Federal Workers Big Source of Campaign Funds
WASHINGTON -- The campaign fund-raiser at the National Democratic Club last March was, in most respects, like scores of others: For $500 a head, party loyalists got to sip wine and beer while speakers urged them to help make Al Gore the next president.
What made the Capitol Hill event stand out was that many of the donors worked for the government's Agriculture Department. And the evening's headline attraction was their boss, Agriculture Secretary Dan Glickman.
This election year, federal employees are playing a new and growing role as a wellspring of cash for the candidates who would like to oversee them. That worries some campaign finance watchdogs.
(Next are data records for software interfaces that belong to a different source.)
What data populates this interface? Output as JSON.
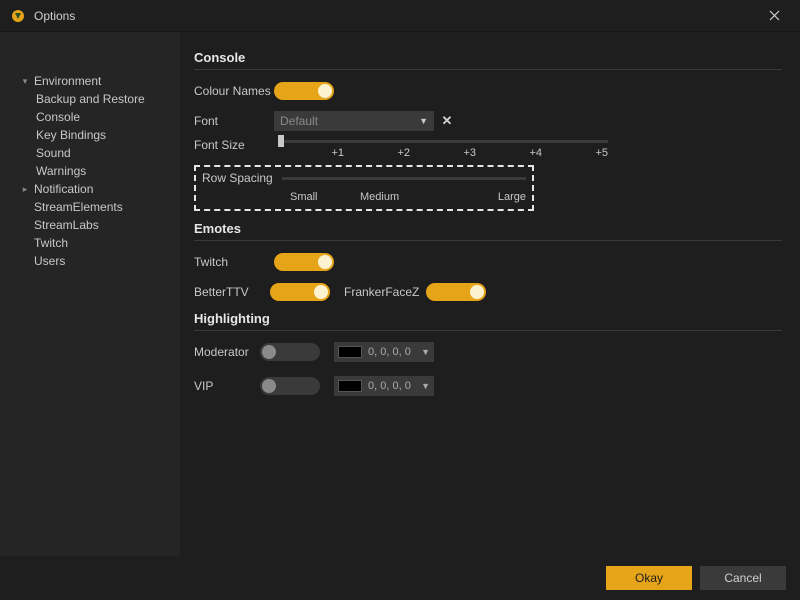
{
  "window": {
    "title": "Options"
  },
  "sidebar": {
    "items": [
      {
        "label": "Environment",
        "expanded": true,
        "children": [
          {
            "label": "Backup and Restore"
          },
          {
            "label": "Console"
          },
          {
            "label": "Key Bindings"
          },
          {
            "label": "Sound"
          },
          {
            "label": "Warnings"
          }
        ]
      },
      {
        "label": "Notification",
        "expanded": false
      },
      {
        "label": "StreamElements"
      },
      {
        "label": "StreamLabs"
      },
      {
        "label": "Twitch"
      },
      {
        "label": "Users"
      }
    ]
  },
  "sections": {
    "console": {
      "title": "Console",
      "colour_names_label": "Colour Names",
      "colour_names_on": true,
      "font_label": "Font",
      "font_value": "Default",
      "font_size_label": "Font Size",
      "font_size_ticks": [
        "",
        "+1",
        "+2",
        "+3",
        "+4",
        "+5"
      ],
      "row_spacing_label": "Row Spacing",
      "row_spacing_options": [
        "Small",
        "Medium",
        "Large"
      ]
    },
    "emotes": {
      "title": "Emotes",
      "twitch_label": "Twitch",
      "twitch_on": true,
      "betterttv_label": "BetterTTV",
      "betterttv_on": true,
      "ffz_label": "FrankerFaceZ",
      "ffz_on": true
    },
    "highlighting": {
      "title": "Highlighting",
      "moderator_label": "Moderator",
      "moderator_on": false,
      "moderator_color": "0, 0, 0, 0",
      "vip_label": "VIP",
      "vip_on": false,
      "vip_color": "0, 0, 0, 0"
    }
  },
  "footer": {
    "okay": "Okay",
    "cancel": "Cancel"
  }
}
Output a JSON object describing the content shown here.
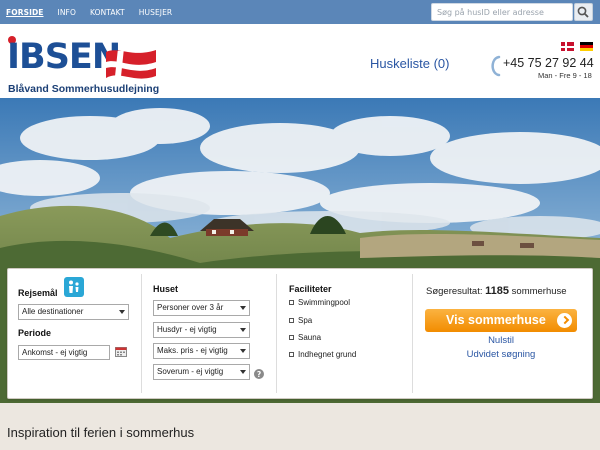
{
  "topnav": {
    "items": [
      {
        "label": "FORSIDE",
        "active": true
      },
      {
        "label": "INFO",
        "active": false
      },
      {
        "label": "KONTAKT",
        "active": false
      },
      {
        "label": "HUSEJER",
        "active": false
      }
    ],
    "search_placeholder": "Søg på husID eller adresse",
    "search_icon": "magnifier-icon"
  },
  "header": {
    "logo_text": "IBSEN",
    "tagline": "Blåvand Sommerhusudlejning",
    "favorites": "Huskeliste (0)",
    "phone": "+45 75 27 92 44",
    "hours": "Man - Fre 9 - 18",
    "languages": [
      "danish-flag-icon",
      "german-flag-icon"
    ]
  },
  "search": {
    "destination_label": "Rejsemål",
    "destination_value": "Alle destinationer",
    "period_label": "Periode",
    "period_value": "Ankomst - ej vigtig",
    "house_label": "Huset",
    "house_selects": [
      "Personer over 3 år",
      "Husdyr - ej vigtig",
      "Maks. pris - ej vigtig",
      "Soverum - ej vigtig"
    ],
    "facilities_label": "Faciliteter",
    "facilities": [
      "Swimmingpool",
      "Spa",
      "Sauna",
      "Indhegnet grund"
    ],
    "result_prefix": "Søgeresultat:",
    "result_count": "1185",
    "result_suffix": "sommerhuse",
    "cta_label": "Vis sommerhuse",
    "reset_label": "Nulstil",
    "advanced_label": "Udvidet søgning"
  },
  "inspiration_heading": "Inspiration til ferien i sommerhus",
  "colors": {
    "topbar": "#5b86b8",
    "brand_blue": "#1d4f96",
    "brand_red": "#d6202a",
    "cta_orange": "#f28c00",
    "link_blue": "#2a56a3"
  }
}
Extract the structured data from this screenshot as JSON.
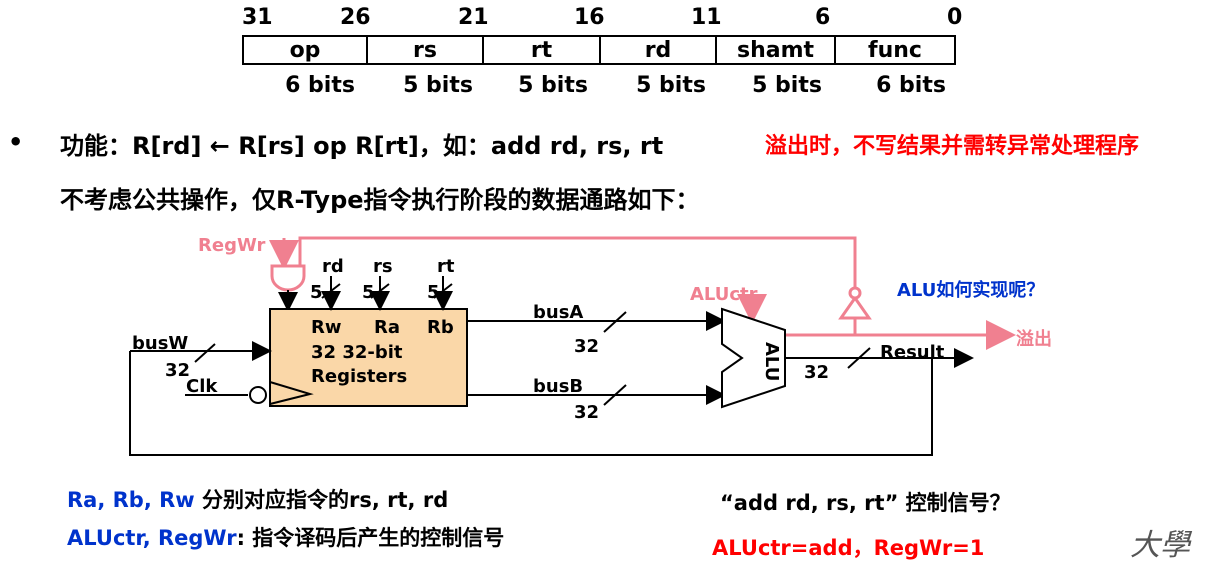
{
  "bit_positions": [
    "31",
    "26",
    "21",
    "16",
    "11",
    "6",
    "0"
  ],
  "fields": [
    {
      "name": "op",
      "bits": "6 bits"
    },
    {
      "name": "rs",
      "bits": "5 bits"
    },
    {
      "name": "rt",
      "bits": "5 bits"
    },
    {
      "name": "rd",
      "bits": "5 bits"
    },
    {
      "name": "shamt",
      "bits": "5 bits"
    },
    {
      "name": "func",
      "bits": "6 bits"
    }
  ],
  "bullet": "•",
  "function_text": "功能：R[rd] ← R[rs] op R[rt]，如：add    rd, rs, rt",
  "overflow_note": "溢出时，不写结果并需转异常处理程序",
  "datapath_intro": "不考虑公共操作，仅R-Type指令执行阶段的数据通路如下：",
  "diagram": {
    "regwr": "RegWr",
    "rd": "rd",
    "rs": "rs",
    "rt": "rt",
    "five": "5",
    "rw": "Rw",
    "ra": "Ra",
    "rb": "Rb",
    "reg_line1": "32 32-bit",
    "reg_line2": "Registers",
    "busw": "busW",
    "thirty_two": "32",
    "clk": "Clk",
    "busa": "busA",
    "busb": "busB",
    "aluctr": "ALUctr",
    "alu": "ALU",
    "result": "Result",
    "overflow": "溢出",
    "alu_question": "ALU如何实现呢？"
  },
  "footer": {
    "left1_blue": "Ra, Rb, Rw",
    "left1_black": " 分别对应指令的rs, rt, rd",
    "left2_blue": "ALUctr, RegWr",
    "left2_black": ":  指令译码后产生的控制信号",
    "right_question": "“add rd, rs, rt” 控制信号？",
    "right_answer": "ALUctr=add，RegWr=1",
    "logo": "大學"
  },
  "colors": {
    "red": "#ff0000",
    "blue": "#0033cc",
    "pink": "#f08090",
    "register_fill": "#fad7a8"
  }
}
"When a presidential candidate asks governmental employees in the administration to contribute, how can they possibly say no?" said Ellen Miller, a longtime campaign finance reform advocate. Government work, she warned, could become "public service with a price tag."
As an occupational group, federal employees rank among the top donors to the campaign of Vice President Gore. And they gave a surprising amount to his Republican rival, George W. Bush, to whom no federal employees owe allegiance.
Gore has raised $546,311 from 825 federal employees, according to an analysis by the Campaign Study Group of Springfield, Va. …